The Australian Constitution requires those elected as Senators and members of the House of Representatives to swear or solemnly affirm their allegiances to the Crown ‘before the Governor-General, or some person authorised by him’. The prime minister, ministers and parliamentary secretaries make an additional oath or affirmation of office, and the Executive Councillor’s oath or affirmation.
Since Federation, Ministers and Senators have had the choice of taking the oath or making an affirmation. John Curtin, like all of preceding Prime Ministers and most since, chose to make an oath and this was duly sworn on this Bible. Julia Gillard was the first Australian Prime Minister to make an affirmation.
His Excellency Brigadier The Rt Hon The Lord Gowrie, in his own hand, recorded the taking of the oath by Curtin.
This formal inscription conveys nothing of the personal connection between the Governor-General and the new Prime Minister. Sir Alexander Gore Arkwright Hore-Ruthven, 1st Earl of Gowrie, served as Governor-General from 1936 until 1944, and came to know Curtin while the latter was Leader of the Opposition. This unlikely friendship between two men from entirely different backgrounds had grown during the preceding years when Curtin, often alone in Canberra during sitting weeks, would visit the Gowries to spend ‘quiet afternoons and evenings’ in their company (JCPML1219/31/5)
The JCPML collection includes personal correspondence between the two , and their wives, and several books given by the Gowries to Curtin. Perhaps the most heartfelt sentiment is seen in the inscription in JCPML453/60 Other men’s flowers, an anthology of poetry compiled by Field Marshall Viscount Wavell –
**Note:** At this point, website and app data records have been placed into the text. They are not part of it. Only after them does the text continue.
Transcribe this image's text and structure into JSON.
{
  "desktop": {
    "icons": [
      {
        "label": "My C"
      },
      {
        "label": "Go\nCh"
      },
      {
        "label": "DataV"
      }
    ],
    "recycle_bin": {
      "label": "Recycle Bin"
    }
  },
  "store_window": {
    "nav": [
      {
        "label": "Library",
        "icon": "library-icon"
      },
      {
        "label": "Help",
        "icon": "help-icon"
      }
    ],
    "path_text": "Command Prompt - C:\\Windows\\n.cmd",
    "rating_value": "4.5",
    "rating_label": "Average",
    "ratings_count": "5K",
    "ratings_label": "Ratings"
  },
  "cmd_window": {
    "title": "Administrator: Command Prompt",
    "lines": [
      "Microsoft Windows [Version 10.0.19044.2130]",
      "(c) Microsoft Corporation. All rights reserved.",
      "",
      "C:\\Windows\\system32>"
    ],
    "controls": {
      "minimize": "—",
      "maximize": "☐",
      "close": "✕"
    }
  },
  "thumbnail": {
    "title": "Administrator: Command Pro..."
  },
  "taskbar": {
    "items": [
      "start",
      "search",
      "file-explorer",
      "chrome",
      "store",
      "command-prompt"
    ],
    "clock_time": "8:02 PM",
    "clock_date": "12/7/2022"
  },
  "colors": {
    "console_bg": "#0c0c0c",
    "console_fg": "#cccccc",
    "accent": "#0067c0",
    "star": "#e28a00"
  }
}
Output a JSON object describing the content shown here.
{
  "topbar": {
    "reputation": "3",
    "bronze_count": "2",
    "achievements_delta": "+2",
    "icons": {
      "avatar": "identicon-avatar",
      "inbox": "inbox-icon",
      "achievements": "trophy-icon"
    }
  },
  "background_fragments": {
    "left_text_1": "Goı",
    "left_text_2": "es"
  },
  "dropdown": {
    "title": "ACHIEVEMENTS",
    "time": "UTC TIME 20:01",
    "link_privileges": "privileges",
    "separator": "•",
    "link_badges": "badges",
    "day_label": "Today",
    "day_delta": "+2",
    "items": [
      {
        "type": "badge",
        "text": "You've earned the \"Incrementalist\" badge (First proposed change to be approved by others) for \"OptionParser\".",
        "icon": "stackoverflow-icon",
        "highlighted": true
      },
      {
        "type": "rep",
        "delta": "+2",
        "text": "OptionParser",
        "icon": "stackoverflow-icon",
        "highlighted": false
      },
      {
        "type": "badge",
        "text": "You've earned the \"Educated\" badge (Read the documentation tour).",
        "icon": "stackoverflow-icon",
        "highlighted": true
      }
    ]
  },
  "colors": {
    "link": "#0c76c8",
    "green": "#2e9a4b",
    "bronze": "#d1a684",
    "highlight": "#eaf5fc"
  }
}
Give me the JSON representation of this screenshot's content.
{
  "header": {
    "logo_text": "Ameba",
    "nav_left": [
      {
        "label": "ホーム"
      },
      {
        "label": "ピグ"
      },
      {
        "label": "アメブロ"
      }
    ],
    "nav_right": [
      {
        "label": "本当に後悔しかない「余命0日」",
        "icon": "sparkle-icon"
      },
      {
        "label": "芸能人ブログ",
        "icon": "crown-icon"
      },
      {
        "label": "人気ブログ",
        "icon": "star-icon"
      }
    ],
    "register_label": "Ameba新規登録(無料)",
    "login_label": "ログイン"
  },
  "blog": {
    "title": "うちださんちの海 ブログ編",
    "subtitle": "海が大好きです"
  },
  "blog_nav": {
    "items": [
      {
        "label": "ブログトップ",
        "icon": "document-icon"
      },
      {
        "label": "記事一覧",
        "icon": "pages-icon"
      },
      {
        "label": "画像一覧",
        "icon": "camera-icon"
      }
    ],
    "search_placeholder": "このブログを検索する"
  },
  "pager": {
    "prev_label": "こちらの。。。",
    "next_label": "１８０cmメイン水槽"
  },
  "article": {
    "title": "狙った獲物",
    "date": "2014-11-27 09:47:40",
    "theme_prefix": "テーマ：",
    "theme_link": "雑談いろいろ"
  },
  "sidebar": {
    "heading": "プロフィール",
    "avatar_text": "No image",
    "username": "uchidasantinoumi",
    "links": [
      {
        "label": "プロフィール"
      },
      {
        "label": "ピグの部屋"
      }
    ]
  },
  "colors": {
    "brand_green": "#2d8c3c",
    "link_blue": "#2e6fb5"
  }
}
To the kindest and truest of friends
from Two others Gowrie and Zara Gowrie Sept 1944
Chris Cunneen and Deirdre Morris, ‘Gowrie, first Earl of (1872–1955)’, Australian Dictionary of Biography, National Centre of Biography, Australian National University, http://adb.anu.edu.au/biography/gowrie-first-earl-of-6441/text11023, published first in hardcopy 1983, accessed online 6 October 2017.